Boeing’s HorizonX invests in micro-radar startup Fortem Technologies

Equipment & systems Security • law enforcement • countermeasures

Boeing subsidiary HorizonX, founded a year ago, has joined other investors led by DCVC (Data Collective) in a Series A $15M funding round in Fortem Technologies, a Utah-based company founded in May 2016 which manufactures lightweight radar units carried by c-drones.

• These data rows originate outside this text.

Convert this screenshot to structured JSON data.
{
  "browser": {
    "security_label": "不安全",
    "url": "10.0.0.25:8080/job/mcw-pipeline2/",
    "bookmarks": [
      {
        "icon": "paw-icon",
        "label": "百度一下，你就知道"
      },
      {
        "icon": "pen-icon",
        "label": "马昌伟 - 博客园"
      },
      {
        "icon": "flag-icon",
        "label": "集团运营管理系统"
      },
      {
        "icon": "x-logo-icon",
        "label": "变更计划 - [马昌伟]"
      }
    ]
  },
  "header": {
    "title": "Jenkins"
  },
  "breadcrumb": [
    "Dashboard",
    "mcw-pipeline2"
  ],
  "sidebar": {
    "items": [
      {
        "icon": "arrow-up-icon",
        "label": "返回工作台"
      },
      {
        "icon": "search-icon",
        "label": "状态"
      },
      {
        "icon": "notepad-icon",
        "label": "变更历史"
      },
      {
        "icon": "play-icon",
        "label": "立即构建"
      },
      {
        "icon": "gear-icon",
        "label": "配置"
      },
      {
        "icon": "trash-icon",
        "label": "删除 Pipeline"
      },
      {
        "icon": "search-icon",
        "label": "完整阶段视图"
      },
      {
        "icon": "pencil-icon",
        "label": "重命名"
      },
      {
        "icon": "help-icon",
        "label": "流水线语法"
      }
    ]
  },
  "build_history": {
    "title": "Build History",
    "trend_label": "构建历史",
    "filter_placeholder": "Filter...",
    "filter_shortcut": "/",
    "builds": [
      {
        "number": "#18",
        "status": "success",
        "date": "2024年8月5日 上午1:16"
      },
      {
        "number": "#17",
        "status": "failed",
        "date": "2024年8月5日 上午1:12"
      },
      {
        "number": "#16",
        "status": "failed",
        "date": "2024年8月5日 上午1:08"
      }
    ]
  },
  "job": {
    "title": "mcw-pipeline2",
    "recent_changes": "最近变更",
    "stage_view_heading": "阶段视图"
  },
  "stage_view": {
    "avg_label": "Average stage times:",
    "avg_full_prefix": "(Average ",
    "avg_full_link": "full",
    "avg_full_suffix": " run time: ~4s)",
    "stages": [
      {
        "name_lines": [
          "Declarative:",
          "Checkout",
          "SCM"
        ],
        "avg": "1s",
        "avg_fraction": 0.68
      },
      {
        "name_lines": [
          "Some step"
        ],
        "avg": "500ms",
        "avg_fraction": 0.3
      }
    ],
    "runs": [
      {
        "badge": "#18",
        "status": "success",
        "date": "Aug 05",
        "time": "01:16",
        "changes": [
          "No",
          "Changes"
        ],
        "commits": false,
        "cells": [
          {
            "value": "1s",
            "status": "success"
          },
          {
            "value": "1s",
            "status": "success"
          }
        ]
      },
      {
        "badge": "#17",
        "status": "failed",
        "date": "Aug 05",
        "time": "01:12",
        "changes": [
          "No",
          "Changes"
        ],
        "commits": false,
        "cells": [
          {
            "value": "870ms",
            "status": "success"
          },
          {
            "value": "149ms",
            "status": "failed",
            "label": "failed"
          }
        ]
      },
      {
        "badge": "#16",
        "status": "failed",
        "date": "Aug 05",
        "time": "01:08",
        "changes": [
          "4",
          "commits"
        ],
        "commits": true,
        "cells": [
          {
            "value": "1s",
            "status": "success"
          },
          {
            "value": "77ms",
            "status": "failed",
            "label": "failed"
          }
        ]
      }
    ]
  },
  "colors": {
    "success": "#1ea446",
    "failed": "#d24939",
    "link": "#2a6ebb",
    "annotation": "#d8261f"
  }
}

Fortem’s compact TrueView radar systems, adapted from a military version, are designed to be added to a drone in a countermeasures role, a manned helicopter, or a mobile or fixed ground station. The unit is accompanied by a software interface which is said to quickly signal intrusive or “non-cooperative” air traffic. The TrueView R20 unit for c-drones or ground-to-air use weighs 681g (1.5 lb), draws 36w, and has an Ethernet Gigaport output in JSON format for streaming detection and tracking data to other systems. The DAN-C (Detect Assistance Non-Cooperative) variant is designed for manned light aircraft, to be integrated with ADS-B avionics and enable pilots to avoid a collision. Fortem claims that a large number of mobile and/or fixed ground stations can be integrated together in a distributed radar network.

The FAA has stipulated that c-drone flight over people, at night, and beyond visual line of sight (BVLOS) will require improved “detect and avoid” (DAA) capabilities. Fortem claims that their micro-radar solution is superior to RF scanning and optical methods for airspace awareness.

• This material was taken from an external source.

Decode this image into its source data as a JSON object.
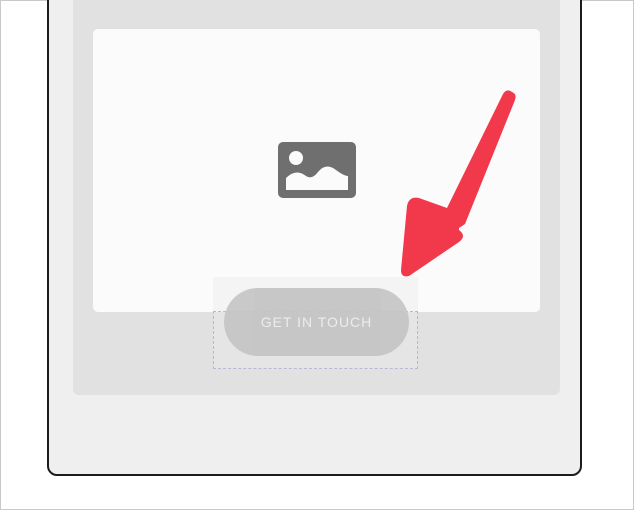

The company has demonstrated a countermeasures c-drone dubbed DroneHunter, said to be adapted from a US military version, equipped with the R20 micro-radar unit and a net gun for fouling the rotors of an unauthorized drone. Each Fortem ground control station can manage several such drones to protect a “drone no-fly zone”. However, current US FAA regulations forbid non-governmental entities from downing a drone.

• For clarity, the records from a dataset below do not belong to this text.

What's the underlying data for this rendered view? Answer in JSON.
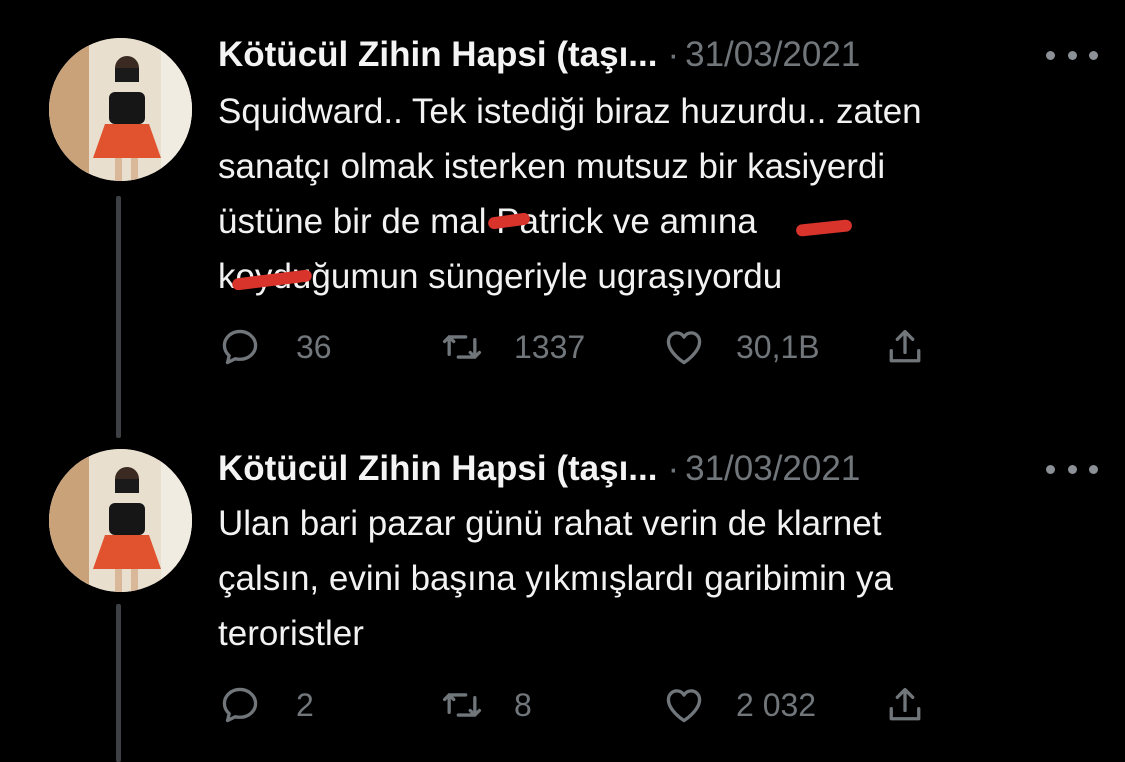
{
  "tweets": [
    {
      "author": "Kötücül Zihin Hapsi (taşı...",
      "separator": "·",
      "date": "31/03/2021",
      "text": "Squidward.. Tek istediği biraz huzurdu.. zaten\nsanatçı olmak isterken mutsuz bir kasiyerdi\nüstüne bir de mal Patrick ve amına\nkoyduğumun süngeriyle ugraşıyordu",
      "reply_count": "36",
      "retweet_count": "1337",
      "like_count": "30,1B"
    },
    {
      "author": "Kötücül Zihin Hapsi (taşı...",
      "separator": "·",
      "date": "31/03/2021",
      "text": "Ulan bari pazar günü rahat verin de  klarnet\nçalsın, evini başına yıkmışlardı garibimin ya\nteroristler",
      "reply_count": "2",
      "retweet_count": "8",
      "like_count": "2 032"
    }
  ],
  "icons": {
    "reply": "reply-icon",
    "retweet": "retweet-icon",
    "like": "heart-icon",
    "share": "share-icon",
    "more": "more-options-icon",
    "redaction": "red-scribble-redaction"
  },
  "colors": {
    "background": "#000000",
    "text": "#e7e9ea",
    "muted": "#71767b",
    "thread_line": "#3d4045",
    "redaction": "#d9342b"
  }
}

Other venture investors in Fortem include Signia Venture Partners, Manifest Growth, Mubadala Investment Company, and New Ground Ventures. Last October, HorizonX invested in Near Earth Autonomy, a Pittsburgh-based spin-off from Carnegie Mellon University’s Robotics Institute, a company with proven expertise in autonomous flight.